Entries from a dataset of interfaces
((

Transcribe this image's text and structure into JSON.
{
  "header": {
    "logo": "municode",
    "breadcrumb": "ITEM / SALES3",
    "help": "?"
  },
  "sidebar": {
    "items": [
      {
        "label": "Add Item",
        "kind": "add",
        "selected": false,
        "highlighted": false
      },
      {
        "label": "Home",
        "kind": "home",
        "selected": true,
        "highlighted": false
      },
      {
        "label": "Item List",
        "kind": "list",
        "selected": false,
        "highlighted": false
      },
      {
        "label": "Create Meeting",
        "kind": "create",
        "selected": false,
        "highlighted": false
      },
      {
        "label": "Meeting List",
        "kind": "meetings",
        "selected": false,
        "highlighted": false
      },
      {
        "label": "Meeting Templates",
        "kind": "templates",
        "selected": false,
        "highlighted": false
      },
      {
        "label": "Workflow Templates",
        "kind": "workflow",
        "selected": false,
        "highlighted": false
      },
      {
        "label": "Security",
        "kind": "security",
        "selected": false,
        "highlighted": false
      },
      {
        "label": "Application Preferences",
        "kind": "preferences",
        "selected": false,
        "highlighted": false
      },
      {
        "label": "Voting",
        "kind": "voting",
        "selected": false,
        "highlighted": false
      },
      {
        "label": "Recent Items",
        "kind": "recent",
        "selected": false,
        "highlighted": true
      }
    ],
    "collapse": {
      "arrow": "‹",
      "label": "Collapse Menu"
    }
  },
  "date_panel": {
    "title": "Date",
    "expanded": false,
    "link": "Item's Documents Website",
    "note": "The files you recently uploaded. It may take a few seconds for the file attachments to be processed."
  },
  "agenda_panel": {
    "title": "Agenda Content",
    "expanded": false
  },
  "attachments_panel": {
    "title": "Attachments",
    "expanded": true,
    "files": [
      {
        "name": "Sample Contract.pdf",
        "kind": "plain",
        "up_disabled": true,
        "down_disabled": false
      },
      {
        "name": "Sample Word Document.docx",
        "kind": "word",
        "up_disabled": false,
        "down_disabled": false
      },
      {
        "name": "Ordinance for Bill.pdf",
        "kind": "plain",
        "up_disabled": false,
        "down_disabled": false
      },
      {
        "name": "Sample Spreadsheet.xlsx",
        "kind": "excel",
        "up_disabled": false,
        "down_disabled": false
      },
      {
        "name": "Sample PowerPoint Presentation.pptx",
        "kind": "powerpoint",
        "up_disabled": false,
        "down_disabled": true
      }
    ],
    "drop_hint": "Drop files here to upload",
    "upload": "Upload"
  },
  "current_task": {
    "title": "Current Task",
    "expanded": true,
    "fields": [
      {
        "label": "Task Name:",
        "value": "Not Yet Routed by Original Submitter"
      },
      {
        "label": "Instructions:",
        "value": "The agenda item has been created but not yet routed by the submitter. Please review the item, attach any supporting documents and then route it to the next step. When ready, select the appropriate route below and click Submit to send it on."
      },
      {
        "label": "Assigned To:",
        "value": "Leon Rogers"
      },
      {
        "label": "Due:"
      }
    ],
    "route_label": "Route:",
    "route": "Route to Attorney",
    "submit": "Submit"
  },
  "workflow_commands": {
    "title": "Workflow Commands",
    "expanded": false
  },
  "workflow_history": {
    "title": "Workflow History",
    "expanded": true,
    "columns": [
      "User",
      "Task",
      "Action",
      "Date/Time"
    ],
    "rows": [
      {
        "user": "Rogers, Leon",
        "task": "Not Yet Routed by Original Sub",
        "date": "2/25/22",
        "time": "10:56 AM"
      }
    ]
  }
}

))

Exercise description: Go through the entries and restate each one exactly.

Task result:
Transcribe this image's text and structure into JSON.
{
  "header": {
    "logo": "municode",
    "breadcrumb": "ITEM / SALES3",
    "help": "?"
  },
  "sidebar": {
    "items": [
      {
        "label": "Add Item",
        "kind": "add",
        "selected": false,
        "highlighted": false
      },
      {
        "label": "Home",
        "kind": "home",
        "selected": true,
        "highlighted": false
      },
      {
        "label": "Item List",
        "kind": "list",
        "selected": false,
        "highlighted": false
      },
      {
        "label": "Create Meeting",
        "kind": "create",
        "selected": false,
        "highlighted": false
      },
      {
        "label": "Meeting List",
        "kind": "meetings",
        "selected": false,
        "highlighted": false
      },
      {
        "label": "Meeting Templates",
        "kind": "templates",
        "selected": false,
        "highlighted": false
      },
      {
        "label": "Workflow Templates",
        "kind": "workflow",
        "selected": false,
        "highlighted": false
      },
      {
        "label": "Security",
        "kind": "security",
        "selected": false,
        "highlighted": false
      },
      {
        "label": "Application Preferences",
        "kind": "preferences",
        "selected": false,
        "highlighted": false
      },
      {
        "label": "Voting",
        "kind": "voting",
        "selected": false,
        "highlighted": false
      },
      {
        "label": "Recent Items",
        "kind": "recent",
        "selected": false,
        "highlighted": true
      }
    ],
    "collapse": {
      "arrow": "‹",
      "label": "Collapse Menu"
    }
  },
  "date_panel": {
    "title": "Date",
    "expanded": false,
    "link": "Item's Documents Website",
    "note": "The files you recently uploaded. It may take a few seconds for the file attachments to be processed."
  },
  "agenda_panel": {
    "title": "Agenda Content",
    "expanded": false
  },
  "attachments_panel": {
    "title": "Attachments",
    "expanded": true,
    "files": [
      {
        "name": "Sample Contract.pdf",
        "kind": "plain",
        "up_disabled": true,
        "down_disabled": false
      },
      {
        "name": "Sample Word Document.docx",
        "kind": "word",
        "up_disabled": false,
        "down_disabled": false
      },
      {
        "name": "Ordinance for Bill.pdf",
        "kind": "plain",
        "up_disabled": false,
        "down_disabled": false
      },
      {
        "name": "Sample Spreadsheet.xlsx",
        "kind": "excel",
        "up_disabled": false,
        "down_disabled": false
      },
      {
        "name": "Sample PowerPoint Presentation.pptx",
        "kind": "powerpoint",
        "up_disabled": false,
        "down_disabled": true
      }
    ],
    "drop_hint": "Drop files here to upload",
    "upload": "Upload"
  },
  "current_task": {
    "title": "Current Task",
    "expanded": true,
    "fields": [
      {
        "label": "Task Name:",
        "value": "Not Yet Routed by Original Submitter"
      },
      {
        "label": "Instructions:",
        "value": "The agenda item has been created but not yet routed by the submitter. Please review the item, attach any supporting documents and then route it to the next step. When ready, select the appropriate route below and click Submit to send it on."
      },
      {
        "label": "Assigned To:",
        "value": "Leon Rogers"
      },
      {
        "label": "Due:"
      }
    ],
    "route_label": "Route:",
    "route": "Route to Attorney",
    "submit": "Submit"
  },
  "workflow_commands": {
    "title": "Workflow Commands",
    "expanded": false
  },
  "workflow_history": {
    "title": "Workflow History",
    "expanded": true,
    "columns": [
      "User",
      "Task",
      "Action",
      "Date/Time"
    ],
    "rows": [
      {
        "user": "Rogers, Leon",
        "task": "Not Yet Routed by Original Sub",
        "date": "2/25/22",
        "time": "10:56 AM"
      }
    ]
  }
}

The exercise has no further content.